• [Task to complete] Give the number of lines below that contain "gift", with no other output.

Entries supplied Block Start

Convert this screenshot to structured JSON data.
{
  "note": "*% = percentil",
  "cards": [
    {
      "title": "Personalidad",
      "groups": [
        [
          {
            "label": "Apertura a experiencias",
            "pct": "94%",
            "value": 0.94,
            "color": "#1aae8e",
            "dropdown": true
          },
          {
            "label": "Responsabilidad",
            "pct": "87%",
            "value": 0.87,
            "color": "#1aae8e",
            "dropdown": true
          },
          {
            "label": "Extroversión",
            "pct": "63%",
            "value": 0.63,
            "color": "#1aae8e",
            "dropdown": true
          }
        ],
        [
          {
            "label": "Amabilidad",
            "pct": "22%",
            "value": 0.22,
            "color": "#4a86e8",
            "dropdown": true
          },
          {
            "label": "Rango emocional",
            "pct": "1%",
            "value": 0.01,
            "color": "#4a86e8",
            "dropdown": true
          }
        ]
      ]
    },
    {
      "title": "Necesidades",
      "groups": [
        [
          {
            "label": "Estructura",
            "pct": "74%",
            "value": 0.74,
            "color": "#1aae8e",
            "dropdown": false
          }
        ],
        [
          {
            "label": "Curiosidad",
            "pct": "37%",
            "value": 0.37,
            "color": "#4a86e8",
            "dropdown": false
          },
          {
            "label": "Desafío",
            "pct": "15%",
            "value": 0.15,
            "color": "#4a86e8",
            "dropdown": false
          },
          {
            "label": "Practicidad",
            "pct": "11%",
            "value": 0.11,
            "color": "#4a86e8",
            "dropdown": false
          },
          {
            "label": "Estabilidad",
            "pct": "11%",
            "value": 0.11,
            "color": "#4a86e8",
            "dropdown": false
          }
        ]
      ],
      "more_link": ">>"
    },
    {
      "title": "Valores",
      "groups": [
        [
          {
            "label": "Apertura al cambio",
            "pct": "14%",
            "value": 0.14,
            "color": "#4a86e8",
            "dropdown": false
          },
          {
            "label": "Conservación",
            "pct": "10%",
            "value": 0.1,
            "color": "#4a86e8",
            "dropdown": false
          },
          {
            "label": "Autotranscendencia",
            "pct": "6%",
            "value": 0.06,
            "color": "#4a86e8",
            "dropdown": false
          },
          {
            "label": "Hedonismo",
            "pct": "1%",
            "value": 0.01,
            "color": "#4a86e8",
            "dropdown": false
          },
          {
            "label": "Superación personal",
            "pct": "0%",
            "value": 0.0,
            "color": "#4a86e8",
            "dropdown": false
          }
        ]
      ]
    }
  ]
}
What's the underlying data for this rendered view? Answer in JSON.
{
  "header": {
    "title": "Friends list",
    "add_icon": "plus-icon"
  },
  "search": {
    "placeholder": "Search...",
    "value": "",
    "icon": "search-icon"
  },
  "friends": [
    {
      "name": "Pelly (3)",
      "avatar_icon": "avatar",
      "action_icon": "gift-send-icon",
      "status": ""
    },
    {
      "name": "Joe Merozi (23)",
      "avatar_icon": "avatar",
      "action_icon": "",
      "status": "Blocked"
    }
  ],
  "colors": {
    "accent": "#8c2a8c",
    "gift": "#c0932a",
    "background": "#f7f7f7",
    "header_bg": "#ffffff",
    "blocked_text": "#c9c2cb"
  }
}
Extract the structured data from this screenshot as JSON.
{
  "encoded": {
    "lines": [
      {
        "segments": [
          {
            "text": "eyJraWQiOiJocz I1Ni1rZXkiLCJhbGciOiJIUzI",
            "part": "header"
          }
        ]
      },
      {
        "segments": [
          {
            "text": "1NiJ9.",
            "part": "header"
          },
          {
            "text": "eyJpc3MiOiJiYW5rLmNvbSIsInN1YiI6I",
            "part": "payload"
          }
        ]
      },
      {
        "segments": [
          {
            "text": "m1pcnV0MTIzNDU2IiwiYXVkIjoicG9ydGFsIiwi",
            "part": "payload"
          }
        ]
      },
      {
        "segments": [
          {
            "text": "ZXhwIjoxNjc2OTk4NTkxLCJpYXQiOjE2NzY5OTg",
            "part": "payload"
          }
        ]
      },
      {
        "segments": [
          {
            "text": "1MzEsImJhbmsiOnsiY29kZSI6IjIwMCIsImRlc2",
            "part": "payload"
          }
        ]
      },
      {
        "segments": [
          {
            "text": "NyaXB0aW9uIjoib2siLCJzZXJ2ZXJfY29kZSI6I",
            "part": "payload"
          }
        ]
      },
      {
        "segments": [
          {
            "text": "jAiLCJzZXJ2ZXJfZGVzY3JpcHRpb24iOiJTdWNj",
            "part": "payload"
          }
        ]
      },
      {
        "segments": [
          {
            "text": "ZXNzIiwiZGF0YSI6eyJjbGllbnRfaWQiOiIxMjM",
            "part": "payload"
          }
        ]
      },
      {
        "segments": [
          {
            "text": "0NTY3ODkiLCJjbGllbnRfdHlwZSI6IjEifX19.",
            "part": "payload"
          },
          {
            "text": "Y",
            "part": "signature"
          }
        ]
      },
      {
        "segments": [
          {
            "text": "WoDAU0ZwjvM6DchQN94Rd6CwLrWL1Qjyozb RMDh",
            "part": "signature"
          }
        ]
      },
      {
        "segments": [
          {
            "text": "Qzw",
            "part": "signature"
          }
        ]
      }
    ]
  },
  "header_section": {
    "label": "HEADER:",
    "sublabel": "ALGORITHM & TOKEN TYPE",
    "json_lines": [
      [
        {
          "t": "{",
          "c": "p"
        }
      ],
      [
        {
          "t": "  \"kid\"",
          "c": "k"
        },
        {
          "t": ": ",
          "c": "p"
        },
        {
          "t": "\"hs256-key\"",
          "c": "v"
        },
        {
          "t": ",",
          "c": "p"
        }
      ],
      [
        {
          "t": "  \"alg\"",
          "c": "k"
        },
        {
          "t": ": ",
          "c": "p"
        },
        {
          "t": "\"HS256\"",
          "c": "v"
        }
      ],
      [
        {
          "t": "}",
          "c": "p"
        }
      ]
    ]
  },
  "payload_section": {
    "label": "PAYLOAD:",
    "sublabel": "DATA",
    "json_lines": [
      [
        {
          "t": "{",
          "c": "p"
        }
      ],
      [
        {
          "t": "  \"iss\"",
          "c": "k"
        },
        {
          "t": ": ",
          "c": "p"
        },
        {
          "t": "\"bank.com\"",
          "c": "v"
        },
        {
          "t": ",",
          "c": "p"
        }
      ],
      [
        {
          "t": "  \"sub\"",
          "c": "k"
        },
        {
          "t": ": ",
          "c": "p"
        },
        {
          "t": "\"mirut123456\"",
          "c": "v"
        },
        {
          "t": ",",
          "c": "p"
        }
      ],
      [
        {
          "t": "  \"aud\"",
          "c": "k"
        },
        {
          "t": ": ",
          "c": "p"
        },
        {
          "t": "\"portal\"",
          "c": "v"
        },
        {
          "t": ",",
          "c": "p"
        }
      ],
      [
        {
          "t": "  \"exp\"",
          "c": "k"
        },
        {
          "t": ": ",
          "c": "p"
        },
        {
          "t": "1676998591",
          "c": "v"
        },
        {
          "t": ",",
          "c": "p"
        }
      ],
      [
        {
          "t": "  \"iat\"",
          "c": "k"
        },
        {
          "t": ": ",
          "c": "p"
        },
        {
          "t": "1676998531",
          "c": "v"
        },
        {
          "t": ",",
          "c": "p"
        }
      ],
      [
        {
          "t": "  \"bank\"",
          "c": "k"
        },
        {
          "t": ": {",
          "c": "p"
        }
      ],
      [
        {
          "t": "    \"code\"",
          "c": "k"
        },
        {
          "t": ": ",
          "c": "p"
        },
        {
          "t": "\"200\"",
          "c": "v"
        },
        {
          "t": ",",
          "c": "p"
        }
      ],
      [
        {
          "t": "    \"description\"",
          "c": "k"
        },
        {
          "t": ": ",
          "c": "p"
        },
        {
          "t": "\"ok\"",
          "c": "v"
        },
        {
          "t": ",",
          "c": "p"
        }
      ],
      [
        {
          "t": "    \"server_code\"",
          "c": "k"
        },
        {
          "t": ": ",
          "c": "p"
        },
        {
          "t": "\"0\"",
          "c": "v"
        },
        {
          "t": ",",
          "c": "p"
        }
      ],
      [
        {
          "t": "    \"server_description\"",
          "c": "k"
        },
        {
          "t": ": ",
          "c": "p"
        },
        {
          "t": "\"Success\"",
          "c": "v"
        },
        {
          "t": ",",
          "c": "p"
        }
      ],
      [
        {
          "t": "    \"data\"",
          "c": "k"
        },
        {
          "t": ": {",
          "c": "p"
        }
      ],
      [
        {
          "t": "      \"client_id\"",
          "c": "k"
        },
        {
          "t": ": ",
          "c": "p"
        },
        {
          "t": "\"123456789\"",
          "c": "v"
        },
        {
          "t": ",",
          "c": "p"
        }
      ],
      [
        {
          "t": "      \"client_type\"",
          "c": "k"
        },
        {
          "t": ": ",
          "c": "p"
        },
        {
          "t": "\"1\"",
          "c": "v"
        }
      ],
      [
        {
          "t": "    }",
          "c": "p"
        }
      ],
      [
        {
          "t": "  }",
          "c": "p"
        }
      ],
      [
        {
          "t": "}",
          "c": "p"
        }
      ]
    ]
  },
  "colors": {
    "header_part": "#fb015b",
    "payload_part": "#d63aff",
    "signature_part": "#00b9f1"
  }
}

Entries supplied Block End

• [Task answer] 2